Piney Woods Boys

When I first became interested in stringband music in the early 1970s, my strongest influences were Clarence Ashley, Fred Price, Clint Howard and Doc Watson, musicians who lived in the mountains near where North Carolina, Tennessee and Virginia meet. Their music had been documented on Folkways records, which could be purchased at the local Record Bar. ┬áMore important, Jim Collier, a high school classmate, had become acquainted with Arnold Watson, Doc’s older brother. Jim was learning from and playing in a band with Arnold and fiddler Gaither Carlton, which further inspired me to try to learn their music. This was a time before the strict definitions of “old-time” and “bluegrass” became so rigid, and the music that Jim was learning was very old-timey yet at the same time had touches of modern influences.

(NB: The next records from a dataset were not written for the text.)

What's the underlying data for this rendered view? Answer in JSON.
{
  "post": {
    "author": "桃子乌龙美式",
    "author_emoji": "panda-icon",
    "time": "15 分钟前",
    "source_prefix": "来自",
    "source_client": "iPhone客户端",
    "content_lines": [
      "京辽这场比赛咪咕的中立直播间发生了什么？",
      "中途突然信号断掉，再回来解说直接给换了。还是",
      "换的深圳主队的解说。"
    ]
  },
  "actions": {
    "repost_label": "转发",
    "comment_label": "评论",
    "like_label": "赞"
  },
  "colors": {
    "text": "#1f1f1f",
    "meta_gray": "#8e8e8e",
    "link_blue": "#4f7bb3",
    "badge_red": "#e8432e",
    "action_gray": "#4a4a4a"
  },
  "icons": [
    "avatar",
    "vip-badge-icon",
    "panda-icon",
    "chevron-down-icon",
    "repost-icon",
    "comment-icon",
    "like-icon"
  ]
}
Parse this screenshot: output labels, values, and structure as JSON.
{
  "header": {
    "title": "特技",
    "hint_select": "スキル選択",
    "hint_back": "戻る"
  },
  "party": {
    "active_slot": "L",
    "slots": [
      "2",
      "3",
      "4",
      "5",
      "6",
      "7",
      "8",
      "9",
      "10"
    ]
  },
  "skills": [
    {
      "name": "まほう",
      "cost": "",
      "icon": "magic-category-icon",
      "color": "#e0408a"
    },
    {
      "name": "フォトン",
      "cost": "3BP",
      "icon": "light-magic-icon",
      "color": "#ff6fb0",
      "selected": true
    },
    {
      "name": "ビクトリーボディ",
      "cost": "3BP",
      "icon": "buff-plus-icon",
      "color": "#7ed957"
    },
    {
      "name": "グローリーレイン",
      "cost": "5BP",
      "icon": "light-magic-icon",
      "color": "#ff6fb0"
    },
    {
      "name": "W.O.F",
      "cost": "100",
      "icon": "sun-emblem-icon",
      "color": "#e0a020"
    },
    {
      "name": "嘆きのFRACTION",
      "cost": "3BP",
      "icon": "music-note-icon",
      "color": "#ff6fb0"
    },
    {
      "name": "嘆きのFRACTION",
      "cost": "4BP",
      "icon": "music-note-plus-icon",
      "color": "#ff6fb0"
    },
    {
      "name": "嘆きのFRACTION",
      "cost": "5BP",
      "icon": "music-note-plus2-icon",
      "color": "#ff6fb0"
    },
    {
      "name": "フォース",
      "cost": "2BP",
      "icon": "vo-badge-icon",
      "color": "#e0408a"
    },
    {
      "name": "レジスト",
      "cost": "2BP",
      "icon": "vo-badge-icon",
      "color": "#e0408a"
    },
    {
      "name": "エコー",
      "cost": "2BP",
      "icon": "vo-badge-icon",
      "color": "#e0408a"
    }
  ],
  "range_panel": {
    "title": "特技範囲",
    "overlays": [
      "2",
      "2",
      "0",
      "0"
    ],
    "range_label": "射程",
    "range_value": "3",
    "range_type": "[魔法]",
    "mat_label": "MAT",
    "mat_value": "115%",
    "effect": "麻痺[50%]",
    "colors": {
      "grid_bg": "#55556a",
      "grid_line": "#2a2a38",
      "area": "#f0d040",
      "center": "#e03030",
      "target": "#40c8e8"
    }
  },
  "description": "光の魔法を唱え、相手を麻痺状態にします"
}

In recent years, Jim and I formed the Piney Woods Boys with Matt Haney of Chapel Hill, a wonderful musician who originally hails from Minnesota and grew up playing bluegrass and stringband music with his brothers. We get together every week or so to play the music that we loved so much in our youth. Here are two pieces inspired by Ashley, Price, Howard and Watson. Clarence Ashley recorded “Rude and Rambling Man,” in 1929 and again in the 1960s for Folkways. “The Crawdad Song” was one of our favorite pieces from the Folkways album “Old-TIme Music at Clarence Ashley’s.”The Piney Woods Boys performed these songs in a house concert presented in 2013.